This is a really a lot of fun, if you want to go through the whole Bible in a year. Ideally, find a partner who is willing to do this with you. Start in Genesis, read four chapters, and text each other one single idea that stood out. It could be a question, an insight, a problem, a praise—just one thought. There will be days when it will be really hard to narrow it down to one single thought, and other days when you will find it hard to generate a thought of any kind. Don’t feel like you need to resolve everything; the purpose of this year is to build a great foundation. You can bea novice or a seasoned follower of Jesus—this exercise is great to repeat with fresh eyes. Highlight in your Bible the texts that speak to you or intrigue you. When there is a puzzle or question, place a question mark by the text (or an exclamation mark if you were surprised). Using a pen/pencil with the text brings another level of engagement that increases your concentration.
This requires concentrated time. Choose one book in the Bible. Select a reliable commentary that helps you understand that book and study it verse by verse. The key is finding the best commentary. Feel free to contact us directly with the book you are interested in and we can recommend a range of commentaries for every book.
This is very provocative. For this type of Bible study, you will approach a subject, an area that you have been thinking about for a long time. How do you find out if the Bible speaks to it, and how do you discover the most complete picture of this subject? This approach can become contentious because it requires you to enter into the large world of application and interpretation rather rapidly. To make sure you are at the best starting point, establish what your hermeneutic principles are. We would recommend you start with www.adventistbiblicalresearch.org as a great resource. You will then want to find Biblical scholars who teach in your subject area. Please contact us and we can recommend some reading which will help you back into the Bible to discover what it teaches.
I do this often.

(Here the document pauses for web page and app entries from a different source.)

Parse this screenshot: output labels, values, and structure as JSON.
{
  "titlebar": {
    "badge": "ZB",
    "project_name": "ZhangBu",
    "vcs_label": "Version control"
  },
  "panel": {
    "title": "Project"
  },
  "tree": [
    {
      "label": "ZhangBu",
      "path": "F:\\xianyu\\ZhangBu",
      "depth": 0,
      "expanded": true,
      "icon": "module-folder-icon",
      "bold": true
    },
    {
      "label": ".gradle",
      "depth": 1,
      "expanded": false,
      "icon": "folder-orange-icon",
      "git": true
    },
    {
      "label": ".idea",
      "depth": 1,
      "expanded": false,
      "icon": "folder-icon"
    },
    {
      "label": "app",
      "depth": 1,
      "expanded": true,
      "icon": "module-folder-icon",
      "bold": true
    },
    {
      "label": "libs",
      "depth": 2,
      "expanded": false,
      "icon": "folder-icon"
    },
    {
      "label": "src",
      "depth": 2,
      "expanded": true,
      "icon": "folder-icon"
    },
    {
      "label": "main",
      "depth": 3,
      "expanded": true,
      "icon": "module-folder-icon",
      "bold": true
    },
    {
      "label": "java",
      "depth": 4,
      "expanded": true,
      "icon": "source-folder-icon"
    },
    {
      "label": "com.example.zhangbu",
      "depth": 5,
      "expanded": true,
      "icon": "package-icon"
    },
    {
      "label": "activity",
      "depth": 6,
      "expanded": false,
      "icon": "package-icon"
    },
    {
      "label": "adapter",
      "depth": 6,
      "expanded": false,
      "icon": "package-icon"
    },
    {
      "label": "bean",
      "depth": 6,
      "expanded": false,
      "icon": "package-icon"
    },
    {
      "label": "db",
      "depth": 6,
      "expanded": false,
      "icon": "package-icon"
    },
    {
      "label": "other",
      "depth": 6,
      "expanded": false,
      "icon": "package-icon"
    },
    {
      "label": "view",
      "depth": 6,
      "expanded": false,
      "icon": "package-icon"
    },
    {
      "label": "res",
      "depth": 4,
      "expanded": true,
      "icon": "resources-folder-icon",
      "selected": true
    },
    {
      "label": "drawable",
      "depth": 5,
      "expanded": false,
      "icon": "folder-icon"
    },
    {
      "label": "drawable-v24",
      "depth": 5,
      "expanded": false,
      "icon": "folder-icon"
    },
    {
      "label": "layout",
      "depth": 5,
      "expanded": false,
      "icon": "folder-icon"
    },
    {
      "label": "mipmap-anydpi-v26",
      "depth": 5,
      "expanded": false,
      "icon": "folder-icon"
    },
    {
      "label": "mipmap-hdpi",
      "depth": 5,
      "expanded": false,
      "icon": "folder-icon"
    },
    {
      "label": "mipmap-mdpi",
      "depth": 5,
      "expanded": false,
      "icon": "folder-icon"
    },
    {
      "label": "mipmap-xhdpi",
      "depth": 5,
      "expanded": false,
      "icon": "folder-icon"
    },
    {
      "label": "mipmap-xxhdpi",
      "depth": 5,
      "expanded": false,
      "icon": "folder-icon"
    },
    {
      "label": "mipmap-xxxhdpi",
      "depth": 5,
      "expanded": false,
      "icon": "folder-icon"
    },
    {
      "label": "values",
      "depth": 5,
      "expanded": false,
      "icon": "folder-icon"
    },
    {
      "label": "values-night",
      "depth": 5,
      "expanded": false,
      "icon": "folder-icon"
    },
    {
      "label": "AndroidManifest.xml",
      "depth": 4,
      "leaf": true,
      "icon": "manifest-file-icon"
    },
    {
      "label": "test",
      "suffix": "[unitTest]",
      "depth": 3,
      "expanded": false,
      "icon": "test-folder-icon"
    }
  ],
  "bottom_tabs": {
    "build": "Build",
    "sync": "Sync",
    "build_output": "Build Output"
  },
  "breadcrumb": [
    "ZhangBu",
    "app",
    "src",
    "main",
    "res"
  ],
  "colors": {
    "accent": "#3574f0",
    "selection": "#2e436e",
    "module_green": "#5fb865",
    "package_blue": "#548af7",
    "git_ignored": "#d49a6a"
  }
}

This is a great method of devotional study that allows you to reset yourself in Jesus and remind you of all that you were called to be. Take the book Steps to Christ by Ellen White, and as you read it, every time you come across a scriptural reference, pause, open your Bible and read the passage and its entire context. It will allow you to begin connecting the dots, and help you to see the Bible at the Technic (and beyond) level.
This is for the creatives amongst us. Did you know that often the Bible was read out loud in the past? Find a really great audio version of the Bible—preferably one with various voices and in the same translation as your Bible. As you listen, follow in your text. Pause to make notes on your impressions.
This is by far the most popular method that our church offers and the list of options is vast. From weekly Sabbath School lessons to small group study guides to online Discover Bible School lessons, there are many, many options and topics for study. You can study alone or as part of a group. As a tween, I took every single Voice of Prophecy Bible Study course that my church offered by mail. They were brilliant.
Need a coach? There are some who find starting Bible study (or getting back into it!) alone really difficult. If you want to join a Bible Study class, or would prefer a one-on-one Bible Study with a facili- tator, similar to a personal trainer, we can arrange that. Let us help get you on the right track.Finally, make sure you have a great Bible. This should be an actual physical text, rather than an electronic version. You need a Bible with a wide margins so that you can mark up the text and you need a set of pens that do not bleed through the pages. We can provide specific recommendations. According to 2 Corinthians, the Holy Spirit leads us to Truth, so always pray before you start your study.
Contact the pastoral staff if you would like learn more about Bible study or if you want to share your ideas or have better models to share. We look forward to studying scripture with you.